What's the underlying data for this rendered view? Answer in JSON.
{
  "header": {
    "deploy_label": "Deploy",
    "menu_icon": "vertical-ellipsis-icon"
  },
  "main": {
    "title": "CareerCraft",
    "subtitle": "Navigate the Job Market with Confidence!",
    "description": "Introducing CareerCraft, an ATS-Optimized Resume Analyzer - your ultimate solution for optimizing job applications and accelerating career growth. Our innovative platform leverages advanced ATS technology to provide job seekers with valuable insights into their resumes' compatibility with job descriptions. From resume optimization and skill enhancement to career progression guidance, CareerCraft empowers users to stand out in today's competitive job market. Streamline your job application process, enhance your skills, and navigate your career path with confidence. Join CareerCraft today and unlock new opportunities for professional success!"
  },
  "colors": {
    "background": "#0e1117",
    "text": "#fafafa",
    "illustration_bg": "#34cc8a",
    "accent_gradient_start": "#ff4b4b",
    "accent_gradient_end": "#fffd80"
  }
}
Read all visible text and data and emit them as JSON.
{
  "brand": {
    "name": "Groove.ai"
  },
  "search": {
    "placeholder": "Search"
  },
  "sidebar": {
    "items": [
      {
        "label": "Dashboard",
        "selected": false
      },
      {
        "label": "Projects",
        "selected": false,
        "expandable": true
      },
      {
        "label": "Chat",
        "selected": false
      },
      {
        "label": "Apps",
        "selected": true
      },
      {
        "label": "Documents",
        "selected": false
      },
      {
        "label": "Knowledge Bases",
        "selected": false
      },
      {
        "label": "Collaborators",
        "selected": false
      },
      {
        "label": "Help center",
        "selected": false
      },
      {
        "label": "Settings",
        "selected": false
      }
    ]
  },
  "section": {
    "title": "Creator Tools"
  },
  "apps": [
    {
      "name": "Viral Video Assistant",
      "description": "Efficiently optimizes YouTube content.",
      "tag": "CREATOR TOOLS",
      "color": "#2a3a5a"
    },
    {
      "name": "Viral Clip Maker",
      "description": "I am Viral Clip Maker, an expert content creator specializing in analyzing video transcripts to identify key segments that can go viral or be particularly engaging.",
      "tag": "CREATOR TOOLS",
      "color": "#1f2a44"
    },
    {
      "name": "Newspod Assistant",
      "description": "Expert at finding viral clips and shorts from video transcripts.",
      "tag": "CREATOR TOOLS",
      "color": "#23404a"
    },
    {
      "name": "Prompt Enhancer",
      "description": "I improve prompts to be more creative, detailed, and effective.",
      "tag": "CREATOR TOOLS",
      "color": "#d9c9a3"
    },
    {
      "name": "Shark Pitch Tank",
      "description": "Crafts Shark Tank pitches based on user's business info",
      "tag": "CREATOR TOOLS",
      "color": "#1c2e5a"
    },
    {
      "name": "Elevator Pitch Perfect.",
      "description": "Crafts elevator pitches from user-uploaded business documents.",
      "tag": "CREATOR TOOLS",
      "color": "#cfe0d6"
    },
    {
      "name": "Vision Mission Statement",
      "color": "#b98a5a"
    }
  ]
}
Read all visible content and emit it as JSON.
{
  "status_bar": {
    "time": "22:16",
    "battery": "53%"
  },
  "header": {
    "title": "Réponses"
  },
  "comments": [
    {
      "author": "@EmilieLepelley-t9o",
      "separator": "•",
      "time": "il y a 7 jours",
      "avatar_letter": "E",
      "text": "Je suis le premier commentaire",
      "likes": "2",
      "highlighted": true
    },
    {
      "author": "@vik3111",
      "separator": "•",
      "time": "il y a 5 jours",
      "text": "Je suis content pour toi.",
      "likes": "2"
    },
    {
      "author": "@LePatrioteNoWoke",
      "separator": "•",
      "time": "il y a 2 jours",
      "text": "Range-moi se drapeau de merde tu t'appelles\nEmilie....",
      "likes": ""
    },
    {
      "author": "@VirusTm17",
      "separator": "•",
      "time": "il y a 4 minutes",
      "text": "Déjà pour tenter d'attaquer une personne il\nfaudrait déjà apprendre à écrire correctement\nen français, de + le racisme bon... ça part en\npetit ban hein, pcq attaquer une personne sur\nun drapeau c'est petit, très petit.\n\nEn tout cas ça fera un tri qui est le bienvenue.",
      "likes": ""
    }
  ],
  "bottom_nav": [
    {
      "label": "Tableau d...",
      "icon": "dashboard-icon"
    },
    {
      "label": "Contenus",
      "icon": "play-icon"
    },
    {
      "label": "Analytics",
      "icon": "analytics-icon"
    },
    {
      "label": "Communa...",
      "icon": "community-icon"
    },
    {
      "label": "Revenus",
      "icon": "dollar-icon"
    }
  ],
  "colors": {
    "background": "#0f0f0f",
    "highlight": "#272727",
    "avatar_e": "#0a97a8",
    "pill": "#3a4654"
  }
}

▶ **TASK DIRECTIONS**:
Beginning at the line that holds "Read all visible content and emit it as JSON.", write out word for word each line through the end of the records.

▶ **RESPONSE**:
Read all visible content and emit it as JSON.
{
  "status_bar": {
    "time": "22:16",
    "battery": "53%"
  },
  "header": {
    "title": "Réponses"
  },
  "comments": [
    {
      "author": "@EmilieLepelley-t9o",
      "separator": "•",
      "time": "il y a 7 jours",
      "avatar_letter": "E",
      "text": "Je suis le premier commentaire",
      "likes": "2",
      "highlighted": true
    },
    {
      "author": "@vik3111",
      "separator": "•",
      "time": "il y a 5 jours",
      "text": "Je suis content pour toi.",
      "likes": "2"
    },
    {
      "author": "@LePatrioteNoWoke",
      "separator": "•",
      "time": "il y a 2 jours",
      "text": "Range-moi se drapeau de merde tu t'appelles\nEmilie....",
      "likes": ""
    },
    {
      "author": "@VirusTm17",
      "separator": "•",
      "time": "il y a 4 minutes",
      "text": "Déjà pour tenter d'attaquer une personne il\nfaudrait déjà apprendre à écrire correctement\nen français, de + le racisme bon... ça part en\npetit ban hein, pcq attaquer une personne sur\nun drapeau c'est petit, très petit.\n\nEn tout cas ça fera un tri qui est le bienvenue.",
      "likes": ""
    }
  ],
  "bottom_nav": [
    {
      "label": "Tableau d...",
      "icon": "dashboard-icon"
    },
    {
      "label": "Contenus",
      "icon": "play-icon"
    },
    {
      "label": "Analytics",
      "icon": "analytics-icon"
    },
    {
      "label": "Communa...",
      "icon": "community-icon"
    },
    {
      "label": "Revenus",
      "icon": "dollar-icon"
    }
  ],
  "colors": {
    "background": "#0f0f0f",
    "highlight": "#272727",
    "avatar_e": "#0a97a8",
    "pill": "#3a4654"
  }
}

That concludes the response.